Choose Destination
Pain. 1993 Jul;54(1):15-9.

Painful symptoms reported by ambulatory HIV-infected men in a longitudinal study.

Author information

West Los Angeles VAMC, Department of Neurology, CA 90073.


We studied the painful symptoms associated with human immunodeficiency virus (HIV) infection and its treatment in a group of men enrolled in a prospective longitudinal study of HIV effects on the nervous system. The most common painful illnesses reported were HIV-related headaches, herpes simplex, painful peripheral neuropathy, back pain, herpes zoster, 3'-azido-3'-deoxythymidine (AZT)-induced headaches, throat pain, and arthralgia. Painful illnesses were reported at all stages of systemic disease but were more common in the later stages of disease and in subjects who progressed to a more advanced stage during the study period. There was an association between the frequency of multiple pains, increased disability on the Karnofsky scale, and higher depression scores, as measured by the Brief Symptom Inventory (BSI). We conclude that painful symptoms are important even in relatively healthy and independent HIV-infected men.

[Indexed for MEDLINE]
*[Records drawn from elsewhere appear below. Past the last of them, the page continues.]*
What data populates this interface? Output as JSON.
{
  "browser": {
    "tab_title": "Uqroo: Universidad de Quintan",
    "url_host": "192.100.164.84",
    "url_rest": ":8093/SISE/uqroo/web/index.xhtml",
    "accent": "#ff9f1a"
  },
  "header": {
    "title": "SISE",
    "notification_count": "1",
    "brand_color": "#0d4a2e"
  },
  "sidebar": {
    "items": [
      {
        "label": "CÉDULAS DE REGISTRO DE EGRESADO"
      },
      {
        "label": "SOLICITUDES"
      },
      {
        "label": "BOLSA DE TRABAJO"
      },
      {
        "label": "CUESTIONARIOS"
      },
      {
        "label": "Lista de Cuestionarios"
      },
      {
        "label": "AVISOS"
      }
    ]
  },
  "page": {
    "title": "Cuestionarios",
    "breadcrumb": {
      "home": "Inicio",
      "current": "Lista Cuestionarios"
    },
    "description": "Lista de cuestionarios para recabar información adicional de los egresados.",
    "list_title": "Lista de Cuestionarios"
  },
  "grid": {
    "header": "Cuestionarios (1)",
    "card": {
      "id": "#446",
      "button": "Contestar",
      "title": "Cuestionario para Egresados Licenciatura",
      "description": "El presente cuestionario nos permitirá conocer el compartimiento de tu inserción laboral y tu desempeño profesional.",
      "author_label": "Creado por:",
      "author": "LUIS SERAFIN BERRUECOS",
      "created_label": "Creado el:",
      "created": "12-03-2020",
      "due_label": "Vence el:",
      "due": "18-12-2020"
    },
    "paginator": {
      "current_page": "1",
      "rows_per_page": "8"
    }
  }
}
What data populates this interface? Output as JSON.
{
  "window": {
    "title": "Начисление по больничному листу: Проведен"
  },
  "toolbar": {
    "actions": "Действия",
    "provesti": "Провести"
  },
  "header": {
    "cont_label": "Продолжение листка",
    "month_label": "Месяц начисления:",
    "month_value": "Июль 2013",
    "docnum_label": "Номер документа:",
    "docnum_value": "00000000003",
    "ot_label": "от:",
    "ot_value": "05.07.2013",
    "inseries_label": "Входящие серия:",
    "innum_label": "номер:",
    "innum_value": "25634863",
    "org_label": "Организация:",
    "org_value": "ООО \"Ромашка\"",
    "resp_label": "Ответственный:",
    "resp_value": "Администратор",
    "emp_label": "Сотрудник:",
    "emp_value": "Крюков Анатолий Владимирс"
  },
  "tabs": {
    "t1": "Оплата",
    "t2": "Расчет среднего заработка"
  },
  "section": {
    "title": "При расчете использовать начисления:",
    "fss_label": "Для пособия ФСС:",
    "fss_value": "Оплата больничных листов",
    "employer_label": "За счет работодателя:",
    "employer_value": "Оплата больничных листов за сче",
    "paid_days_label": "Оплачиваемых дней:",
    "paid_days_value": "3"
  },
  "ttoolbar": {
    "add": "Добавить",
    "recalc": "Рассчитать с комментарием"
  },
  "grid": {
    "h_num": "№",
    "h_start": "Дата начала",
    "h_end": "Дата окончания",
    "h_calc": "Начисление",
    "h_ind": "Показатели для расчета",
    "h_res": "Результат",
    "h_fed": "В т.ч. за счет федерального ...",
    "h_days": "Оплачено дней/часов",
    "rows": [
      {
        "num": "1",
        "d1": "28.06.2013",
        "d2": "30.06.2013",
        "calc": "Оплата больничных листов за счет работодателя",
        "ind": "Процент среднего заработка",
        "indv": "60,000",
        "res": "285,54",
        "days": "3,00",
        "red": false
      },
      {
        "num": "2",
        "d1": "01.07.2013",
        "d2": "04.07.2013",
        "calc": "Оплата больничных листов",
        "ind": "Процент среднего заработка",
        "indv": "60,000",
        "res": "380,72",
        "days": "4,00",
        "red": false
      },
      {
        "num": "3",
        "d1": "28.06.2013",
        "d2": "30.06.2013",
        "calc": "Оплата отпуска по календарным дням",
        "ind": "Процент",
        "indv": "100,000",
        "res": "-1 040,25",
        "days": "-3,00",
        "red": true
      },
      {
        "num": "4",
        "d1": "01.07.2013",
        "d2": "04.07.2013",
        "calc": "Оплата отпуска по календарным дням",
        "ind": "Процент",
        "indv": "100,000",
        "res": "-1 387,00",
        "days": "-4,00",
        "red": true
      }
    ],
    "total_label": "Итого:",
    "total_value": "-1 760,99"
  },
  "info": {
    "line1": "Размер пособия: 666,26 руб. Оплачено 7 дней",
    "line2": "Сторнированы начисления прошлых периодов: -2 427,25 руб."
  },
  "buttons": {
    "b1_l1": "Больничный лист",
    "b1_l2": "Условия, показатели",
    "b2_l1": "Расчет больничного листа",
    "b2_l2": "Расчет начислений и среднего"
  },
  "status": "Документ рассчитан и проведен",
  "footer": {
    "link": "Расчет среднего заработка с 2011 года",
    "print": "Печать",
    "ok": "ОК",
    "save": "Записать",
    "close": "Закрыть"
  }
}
Supplemental Content

Full text links

Icon for Wolters Kluwer
Loading ...
Support Center